**Dataset rows for apps and sites:**
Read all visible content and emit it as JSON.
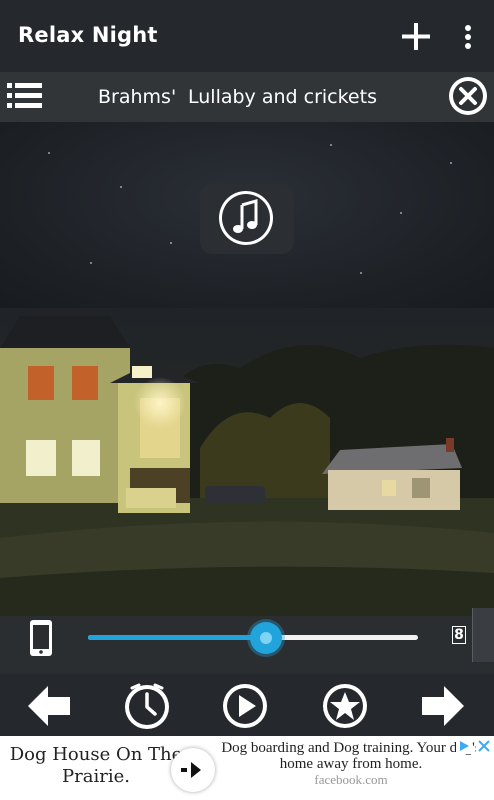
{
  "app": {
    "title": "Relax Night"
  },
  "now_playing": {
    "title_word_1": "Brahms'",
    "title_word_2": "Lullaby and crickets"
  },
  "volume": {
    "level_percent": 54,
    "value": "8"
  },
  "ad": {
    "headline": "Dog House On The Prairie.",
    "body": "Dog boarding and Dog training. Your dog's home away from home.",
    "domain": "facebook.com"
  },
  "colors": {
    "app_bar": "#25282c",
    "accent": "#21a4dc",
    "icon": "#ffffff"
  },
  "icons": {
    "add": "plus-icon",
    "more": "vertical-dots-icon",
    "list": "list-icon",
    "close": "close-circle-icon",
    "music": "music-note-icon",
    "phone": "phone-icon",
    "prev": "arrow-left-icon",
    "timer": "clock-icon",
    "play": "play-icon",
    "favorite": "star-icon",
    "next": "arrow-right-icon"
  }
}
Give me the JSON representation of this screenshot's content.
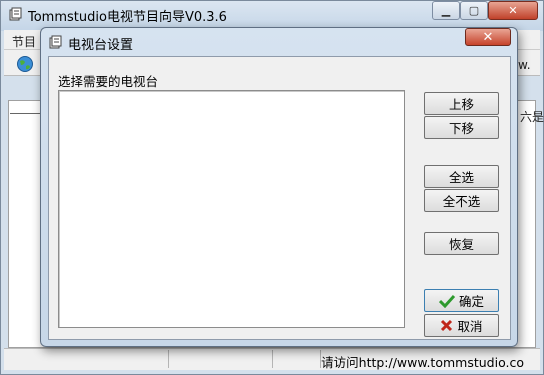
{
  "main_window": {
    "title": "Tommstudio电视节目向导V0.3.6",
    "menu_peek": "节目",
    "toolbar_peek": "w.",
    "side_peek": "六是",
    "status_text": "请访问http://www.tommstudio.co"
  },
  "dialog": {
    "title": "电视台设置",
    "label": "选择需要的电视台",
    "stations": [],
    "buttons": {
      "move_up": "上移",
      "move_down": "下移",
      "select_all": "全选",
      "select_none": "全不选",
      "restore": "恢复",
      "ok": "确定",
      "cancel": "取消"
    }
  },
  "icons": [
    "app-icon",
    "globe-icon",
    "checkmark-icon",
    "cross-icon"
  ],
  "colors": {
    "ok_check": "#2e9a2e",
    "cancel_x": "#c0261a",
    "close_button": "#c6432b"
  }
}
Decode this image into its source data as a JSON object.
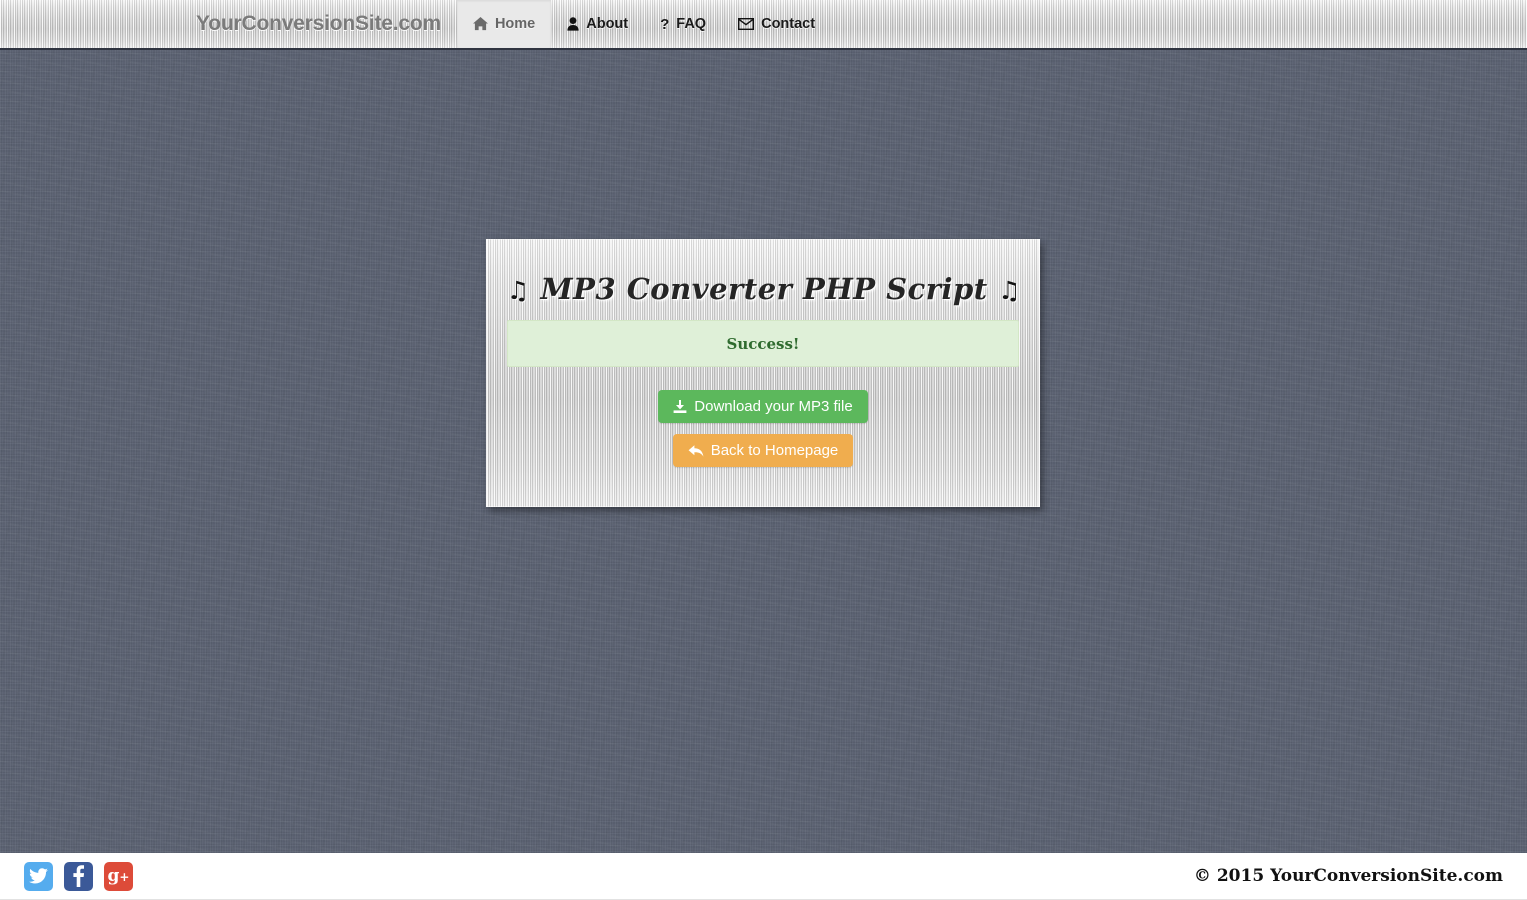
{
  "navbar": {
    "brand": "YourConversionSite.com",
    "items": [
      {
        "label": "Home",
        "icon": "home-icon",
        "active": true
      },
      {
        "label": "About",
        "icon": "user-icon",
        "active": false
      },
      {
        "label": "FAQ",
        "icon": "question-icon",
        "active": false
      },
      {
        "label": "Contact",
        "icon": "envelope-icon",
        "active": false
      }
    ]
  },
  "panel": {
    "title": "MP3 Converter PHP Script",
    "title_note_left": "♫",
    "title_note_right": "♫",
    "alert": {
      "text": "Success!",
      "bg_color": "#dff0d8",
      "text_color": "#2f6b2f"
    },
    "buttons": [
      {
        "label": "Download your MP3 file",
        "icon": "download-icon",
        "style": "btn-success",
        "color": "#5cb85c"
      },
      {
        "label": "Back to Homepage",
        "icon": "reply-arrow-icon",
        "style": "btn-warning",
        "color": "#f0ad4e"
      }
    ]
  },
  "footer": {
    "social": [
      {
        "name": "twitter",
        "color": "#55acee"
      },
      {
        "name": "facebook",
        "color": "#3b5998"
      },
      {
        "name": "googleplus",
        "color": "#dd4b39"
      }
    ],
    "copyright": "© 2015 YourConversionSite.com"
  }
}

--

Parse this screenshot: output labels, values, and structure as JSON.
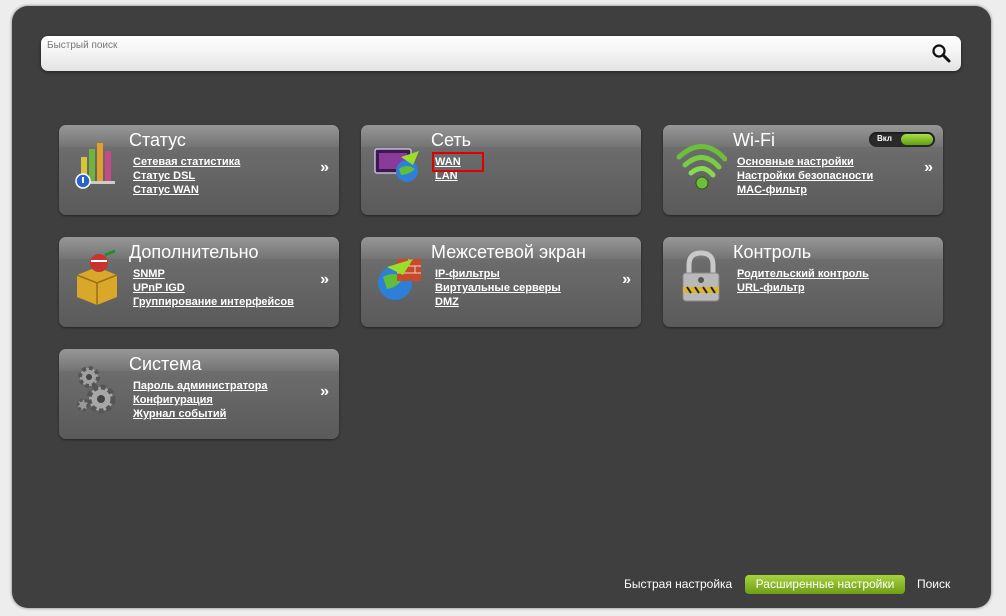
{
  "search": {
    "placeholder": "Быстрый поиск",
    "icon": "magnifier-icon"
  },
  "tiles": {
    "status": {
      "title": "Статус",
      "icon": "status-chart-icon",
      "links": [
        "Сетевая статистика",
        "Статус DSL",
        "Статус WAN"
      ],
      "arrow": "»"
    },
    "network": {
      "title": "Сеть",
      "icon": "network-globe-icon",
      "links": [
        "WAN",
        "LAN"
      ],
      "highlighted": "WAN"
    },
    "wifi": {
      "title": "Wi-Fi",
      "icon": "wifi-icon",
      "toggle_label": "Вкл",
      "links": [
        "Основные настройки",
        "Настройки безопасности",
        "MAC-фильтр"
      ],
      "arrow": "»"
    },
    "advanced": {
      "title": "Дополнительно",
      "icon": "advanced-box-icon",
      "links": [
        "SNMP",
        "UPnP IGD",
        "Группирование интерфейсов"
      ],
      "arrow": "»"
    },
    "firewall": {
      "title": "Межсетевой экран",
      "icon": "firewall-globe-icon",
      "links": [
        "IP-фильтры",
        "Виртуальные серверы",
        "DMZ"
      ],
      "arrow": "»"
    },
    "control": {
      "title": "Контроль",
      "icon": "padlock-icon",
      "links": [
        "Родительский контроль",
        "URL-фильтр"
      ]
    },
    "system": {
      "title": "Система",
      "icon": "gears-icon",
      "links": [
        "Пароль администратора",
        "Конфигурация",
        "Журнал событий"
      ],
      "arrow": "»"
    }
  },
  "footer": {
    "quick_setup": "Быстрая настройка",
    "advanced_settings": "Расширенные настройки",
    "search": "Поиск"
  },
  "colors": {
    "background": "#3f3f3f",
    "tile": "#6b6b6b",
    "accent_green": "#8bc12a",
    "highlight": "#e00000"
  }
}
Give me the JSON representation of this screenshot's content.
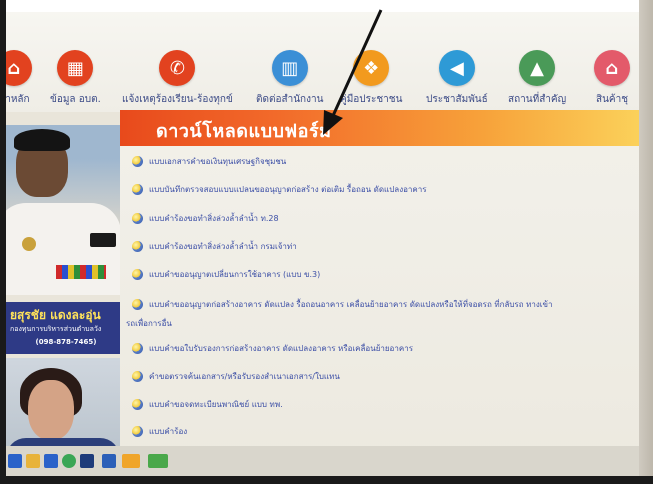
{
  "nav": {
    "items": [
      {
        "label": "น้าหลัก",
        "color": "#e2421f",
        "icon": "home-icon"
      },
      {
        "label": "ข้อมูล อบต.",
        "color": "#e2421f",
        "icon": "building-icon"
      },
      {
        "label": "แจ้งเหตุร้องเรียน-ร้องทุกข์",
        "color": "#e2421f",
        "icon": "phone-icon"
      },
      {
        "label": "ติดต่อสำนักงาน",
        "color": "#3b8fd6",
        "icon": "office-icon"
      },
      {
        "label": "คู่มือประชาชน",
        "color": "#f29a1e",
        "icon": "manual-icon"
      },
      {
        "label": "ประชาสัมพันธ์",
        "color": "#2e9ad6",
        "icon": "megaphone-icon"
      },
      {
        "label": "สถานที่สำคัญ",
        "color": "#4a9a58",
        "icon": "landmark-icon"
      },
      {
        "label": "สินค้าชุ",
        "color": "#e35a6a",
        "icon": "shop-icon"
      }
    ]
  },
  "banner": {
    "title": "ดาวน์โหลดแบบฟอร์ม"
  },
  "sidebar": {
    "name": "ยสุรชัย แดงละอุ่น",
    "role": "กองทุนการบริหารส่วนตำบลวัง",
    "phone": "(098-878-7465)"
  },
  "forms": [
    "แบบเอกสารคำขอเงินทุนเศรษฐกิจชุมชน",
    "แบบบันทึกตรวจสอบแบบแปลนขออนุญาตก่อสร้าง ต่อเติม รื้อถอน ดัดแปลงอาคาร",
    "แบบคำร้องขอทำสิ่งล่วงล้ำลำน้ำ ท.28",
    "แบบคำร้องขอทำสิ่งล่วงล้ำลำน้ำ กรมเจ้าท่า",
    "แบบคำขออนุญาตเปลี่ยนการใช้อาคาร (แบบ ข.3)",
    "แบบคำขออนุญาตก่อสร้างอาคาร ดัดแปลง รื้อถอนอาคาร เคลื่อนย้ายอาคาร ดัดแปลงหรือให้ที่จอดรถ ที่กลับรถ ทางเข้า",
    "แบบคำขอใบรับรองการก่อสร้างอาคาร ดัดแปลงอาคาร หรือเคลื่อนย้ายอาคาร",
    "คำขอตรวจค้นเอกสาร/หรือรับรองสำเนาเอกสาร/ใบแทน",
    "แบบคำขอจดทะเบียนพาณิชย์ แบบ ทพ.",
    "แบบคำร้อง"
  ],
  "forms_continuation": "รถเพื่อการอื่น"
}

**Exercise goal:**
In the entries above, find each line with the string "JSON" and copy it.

**Output:**
Read all visible content and emit it as JSON.
Give me the JSON representation of this screenshot's content.
Decode this image into its source data as a JSON object.
Parse this screenshot: output labels, values, and structure as JSON.
Give me the JSON representation of this screenshot's content.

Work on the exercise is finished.